- [Information provided]

-.-.-

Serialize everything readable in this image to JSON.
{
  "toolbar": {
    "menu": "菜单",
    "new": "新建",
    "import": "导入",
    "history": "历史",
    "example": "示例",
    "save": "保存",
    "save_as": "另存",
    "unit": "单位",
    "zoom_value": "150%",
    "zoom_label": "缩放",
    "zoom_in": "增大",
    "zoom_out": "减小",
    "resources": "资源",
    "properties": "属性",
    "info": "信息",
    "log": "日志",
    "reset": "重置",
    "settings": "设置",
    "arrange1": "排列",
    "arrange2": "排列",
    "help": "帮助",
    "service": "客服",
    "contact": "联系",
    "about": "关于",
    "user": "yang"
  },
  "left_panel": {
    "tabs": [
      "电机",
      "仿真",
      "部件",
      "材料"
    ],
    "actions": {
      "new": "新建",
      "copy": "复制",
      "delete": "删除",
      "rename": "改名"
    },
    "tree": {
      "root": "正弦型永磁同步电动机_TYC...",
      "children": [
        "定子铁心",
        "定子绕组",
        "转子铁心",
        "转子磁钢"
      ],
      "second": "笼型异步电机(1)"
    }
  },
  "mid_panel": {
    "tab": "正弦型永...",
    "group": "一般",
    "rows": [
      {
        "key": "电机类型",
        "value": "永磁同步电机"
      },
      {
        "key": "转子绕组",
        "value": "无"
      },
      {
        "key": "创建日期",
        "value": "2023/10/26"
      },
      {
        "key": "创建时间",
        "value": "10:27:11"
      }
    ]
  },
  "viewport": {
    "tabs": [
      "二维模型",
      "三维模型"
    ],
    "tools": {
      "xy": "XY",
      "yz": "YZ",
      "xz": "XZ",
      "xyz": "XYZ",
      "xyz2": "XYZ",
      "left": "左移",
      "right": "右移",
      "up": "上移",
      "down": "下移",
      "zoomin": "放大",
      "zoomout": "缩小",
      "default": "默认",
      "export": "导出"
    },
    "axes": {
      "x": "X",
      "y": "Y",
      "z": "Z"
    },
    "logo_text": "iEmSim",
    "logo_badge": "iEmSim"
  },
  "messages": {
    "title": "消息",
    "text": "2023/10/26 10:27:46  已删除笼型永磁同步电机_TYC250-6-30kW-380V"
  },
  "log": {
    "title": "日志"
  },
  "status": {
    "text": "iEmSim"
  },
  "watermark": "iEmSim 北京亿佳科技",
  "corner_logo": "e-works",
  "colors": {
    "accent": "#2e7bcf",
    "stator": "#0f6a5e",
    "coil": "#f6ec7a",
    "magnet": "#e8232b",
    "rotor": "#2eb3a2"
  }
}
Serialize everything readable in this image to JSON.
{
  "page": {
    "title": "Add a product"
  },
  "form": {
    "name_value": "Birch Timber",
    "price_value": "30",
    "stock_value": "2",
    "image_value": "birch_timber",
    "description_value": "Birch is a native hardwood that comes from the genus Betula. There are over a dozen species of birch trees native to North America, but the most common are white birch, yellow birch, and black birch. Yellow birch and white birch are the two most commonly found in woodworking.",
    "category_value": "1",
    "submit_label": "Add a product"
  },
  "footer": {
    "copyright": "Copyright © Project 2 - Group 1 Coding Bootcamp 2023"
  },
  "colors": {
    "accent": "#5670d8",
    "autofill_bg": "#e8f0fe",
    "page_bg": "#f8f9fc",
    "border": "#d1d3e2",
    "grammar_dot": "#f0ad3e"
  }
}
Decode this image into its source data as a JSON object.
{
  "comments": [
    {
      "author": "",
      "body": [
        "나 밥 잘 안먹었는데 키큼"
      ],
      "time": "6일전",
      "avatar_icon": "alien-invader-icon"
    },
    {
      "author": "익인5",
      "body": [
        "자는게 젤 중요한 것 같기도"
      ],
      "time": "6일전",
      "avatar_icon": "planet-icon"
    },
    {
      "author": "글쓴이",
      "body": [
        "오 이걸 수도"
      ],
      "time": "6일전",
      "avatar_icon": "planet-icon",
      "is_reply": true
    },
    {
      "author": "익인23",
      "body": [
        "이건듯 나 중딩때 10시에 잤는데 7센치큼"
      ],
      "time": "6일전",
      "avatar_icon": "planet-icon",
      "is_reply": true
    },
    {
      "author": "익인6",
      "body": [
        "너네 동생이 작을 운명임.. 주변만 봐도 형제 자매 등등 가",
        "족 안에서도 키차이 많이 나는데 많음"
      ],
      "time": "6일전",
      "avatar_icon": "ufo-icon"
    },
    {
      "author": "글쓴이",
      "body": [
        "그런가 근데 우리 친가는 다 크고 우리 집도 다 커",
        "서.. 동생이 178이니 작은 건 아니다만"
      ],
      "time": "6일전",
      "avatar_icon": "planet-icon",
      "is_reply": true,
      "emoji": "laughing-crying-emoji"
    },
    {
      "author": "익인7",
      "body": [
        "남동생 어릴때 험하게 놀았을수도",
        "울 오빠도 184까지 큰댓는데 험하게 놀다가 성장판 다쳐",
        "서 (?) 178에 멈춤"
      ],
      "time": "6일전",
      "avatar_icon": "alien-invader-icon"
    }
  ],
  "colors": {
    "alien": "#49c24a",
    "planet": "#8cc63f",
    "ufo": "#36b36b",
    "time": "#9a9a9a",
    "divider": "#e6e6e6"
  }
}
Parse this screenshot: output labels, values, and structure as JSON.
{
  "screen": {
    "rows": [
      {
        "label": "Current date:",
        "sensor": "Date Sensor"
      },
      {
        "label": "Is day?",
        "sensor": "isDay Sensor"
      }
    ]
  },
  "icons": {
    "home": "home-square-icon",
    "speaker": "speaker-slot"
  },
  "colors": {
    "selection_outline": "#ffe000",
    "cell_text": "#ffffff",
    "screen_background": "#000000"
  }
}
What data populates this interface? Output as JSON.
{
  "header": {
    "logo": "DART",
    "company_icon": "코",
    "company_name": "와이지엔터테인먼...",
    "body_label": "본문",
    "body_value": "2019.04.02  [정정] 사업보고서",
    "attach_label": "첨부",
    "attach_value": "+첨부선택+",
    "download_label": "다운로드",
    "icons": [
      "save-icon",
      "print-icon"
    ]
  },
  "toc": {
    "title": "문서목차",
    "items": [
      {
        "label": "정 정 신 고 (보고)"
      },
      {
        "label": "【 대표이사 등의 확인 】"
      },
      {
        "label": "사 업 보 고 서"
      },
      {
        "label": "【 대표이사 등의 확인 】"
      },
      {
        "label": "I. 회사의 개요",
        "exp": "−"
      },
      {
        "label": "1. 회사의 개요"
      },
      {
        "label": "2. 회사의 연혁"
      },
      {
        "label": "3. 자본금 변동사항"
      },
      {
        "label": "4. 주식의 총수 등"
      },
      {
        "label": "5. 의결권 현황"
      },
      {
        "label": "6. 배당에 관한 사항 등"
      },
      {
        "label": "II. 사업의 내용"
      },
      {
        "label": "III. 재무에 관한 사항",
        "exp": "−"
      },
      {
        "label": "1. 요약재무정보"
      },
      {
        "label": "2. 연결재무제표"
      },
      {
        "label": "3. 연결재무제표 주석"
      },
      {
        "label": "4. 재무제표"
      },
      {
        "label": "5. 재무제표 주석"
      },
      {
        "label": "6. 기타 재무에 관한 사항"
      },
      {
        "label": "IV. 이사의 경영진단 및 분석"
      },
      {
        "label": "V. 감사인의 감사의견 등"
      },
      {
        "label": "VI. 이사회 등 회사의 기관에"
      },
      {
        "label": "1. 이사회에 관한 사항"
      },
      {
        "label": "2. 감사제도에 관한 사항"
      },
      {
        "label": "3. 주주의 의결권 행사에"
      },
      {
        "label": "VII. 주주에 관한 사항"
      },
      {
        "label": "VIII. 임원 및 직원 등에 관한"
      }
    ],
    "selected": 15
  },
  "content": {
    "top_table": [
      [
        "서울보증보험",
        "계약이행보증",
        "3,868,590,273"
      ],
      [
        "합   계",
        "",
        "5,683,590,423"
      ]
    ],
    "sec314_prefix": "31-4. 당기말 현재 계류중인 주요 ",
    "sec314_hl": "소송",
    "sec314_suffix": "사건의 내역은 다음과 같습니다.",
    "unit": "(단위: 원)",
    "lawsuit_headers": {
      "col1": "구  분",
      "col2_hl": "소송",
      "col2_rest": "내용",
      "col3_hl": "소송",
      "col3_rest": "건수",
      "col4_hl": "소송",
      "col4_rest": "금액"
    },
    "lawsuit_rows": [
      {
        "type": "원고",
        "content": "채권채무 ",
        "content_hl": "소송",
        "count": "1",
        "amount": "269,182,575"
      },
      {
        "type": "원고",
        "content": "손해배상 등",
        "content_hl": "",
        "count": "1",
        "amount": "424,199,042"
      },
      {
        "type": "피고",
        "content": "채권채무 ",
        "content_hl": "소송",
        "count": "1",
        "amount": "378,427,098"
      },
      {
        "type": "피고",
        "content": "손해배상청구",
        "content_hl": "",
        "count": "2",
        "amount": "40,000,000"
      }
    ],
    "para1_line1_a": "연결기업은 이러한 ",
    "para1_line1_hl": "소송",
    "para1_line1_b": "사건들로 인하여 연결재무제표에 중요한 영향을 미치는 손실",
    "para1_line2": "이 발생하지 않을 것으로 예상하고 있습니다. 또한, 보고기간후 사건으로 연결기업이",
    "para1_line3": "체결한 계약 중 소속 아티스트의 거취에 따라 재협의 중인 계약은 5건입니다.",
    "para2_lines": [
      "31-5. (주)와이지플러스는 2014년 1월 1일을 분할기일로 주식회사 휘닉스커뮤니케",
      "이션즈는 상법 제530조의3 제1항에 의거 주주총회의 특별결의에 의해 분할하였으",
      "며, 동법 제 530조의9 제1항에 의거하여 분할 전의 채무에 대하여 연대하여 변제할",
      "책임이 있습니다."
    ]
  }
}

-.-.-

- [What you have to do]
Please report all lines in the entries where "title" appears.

- [Written solution]
    "title": "消息",
    "title": "日志"
    "title": "Add a product"
    "title": "문서목차",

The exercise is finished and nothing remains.